In all references on dynamical systems---encyclopedias, textbooks and articles---I have so far consulted, either

- there is from the beginning an emphasis on a certain class of dynamical system being studied (e.g. smooth dynamical systems or group actions), or
- the text is written very "high-level", without many concrete examples that illustrate the theory and without technically formulated theorems that carefully outline the various assumptions
- various viewpoints (dynamical vs. ergodic) and the definitions surrounding them aren't reconciled resp. contrasted (assuming they are introduced at all, such as a measure dynamical system)

Do you know of a text (ideally an advanced textbook) that does not suffer from these issues?

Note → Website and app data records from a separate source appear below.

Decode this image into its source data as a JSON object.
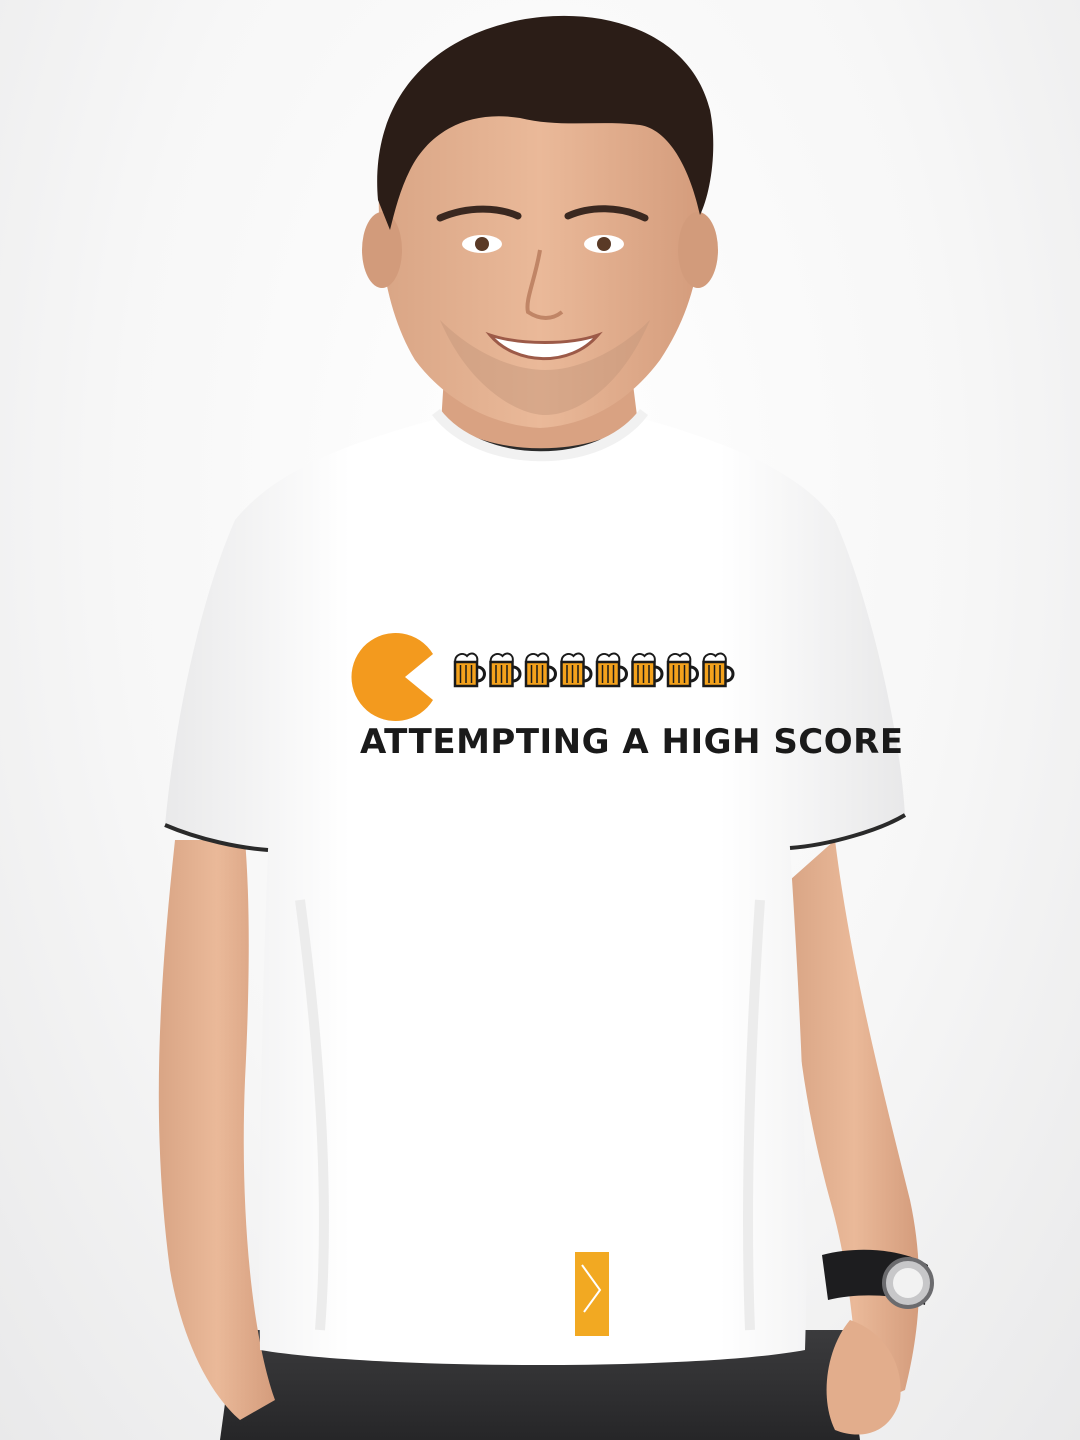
{
  "photo": {
    "subject": "man-wearing-white-graphic-tshirt",
    "background_color": "#f3f3f3",
    "tshirt_color": "#ffffff"
  },
  "print": {
    "text": "ATTEMPTING A HIGH SCORE",
    "text_color": "#1a1a1a",
    "pacman_color": "#f39a1e",
    "beer_color": "#f4a21c",
    "beer_mug_count": 8
  }
}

That would be a textbook that presents the theory as much as is possible in most general terms (meaning it develops the theory for dynamical systems $(G,X,\phi)$, where $G$ is a semigroup, $X$ a set and $\phi$ the evolution operator subject to the usual axioms) and then indicates exactly what further assumptions need to be made on $G$ and/or $X$ in order to obtain more specific theorems?

The first chapter of the first volume of Hasselblatt & Katok's "*Handbook of Dynamical Systems*" would come close, but unfortunately it is written (as is appropriate for an encyclopedic text) rather high-level with too few concrete examples to be helpful to me.

Something analogous to John Lee's trilogy of textbooks, "*Introduction to Topological/Smooth/Riemannian Manifolds*" would be what I'm looking for (ok, the last of the three book actually has a slightly different title, but let's not be pedantic :)), where one can first read up the theory for the general case (topological manifolds) and afterwards see in which direction the theory develops if one adds more structure (smoothnes, Riemannian metric).

Although the text I'm looking does not have to go that much into specialize topics, as Lee's books do, I would also be happy with a text (article, conference proceedings etc.) that stays with the foundational definitions and basic concepts and really clarifies the various relationships between them.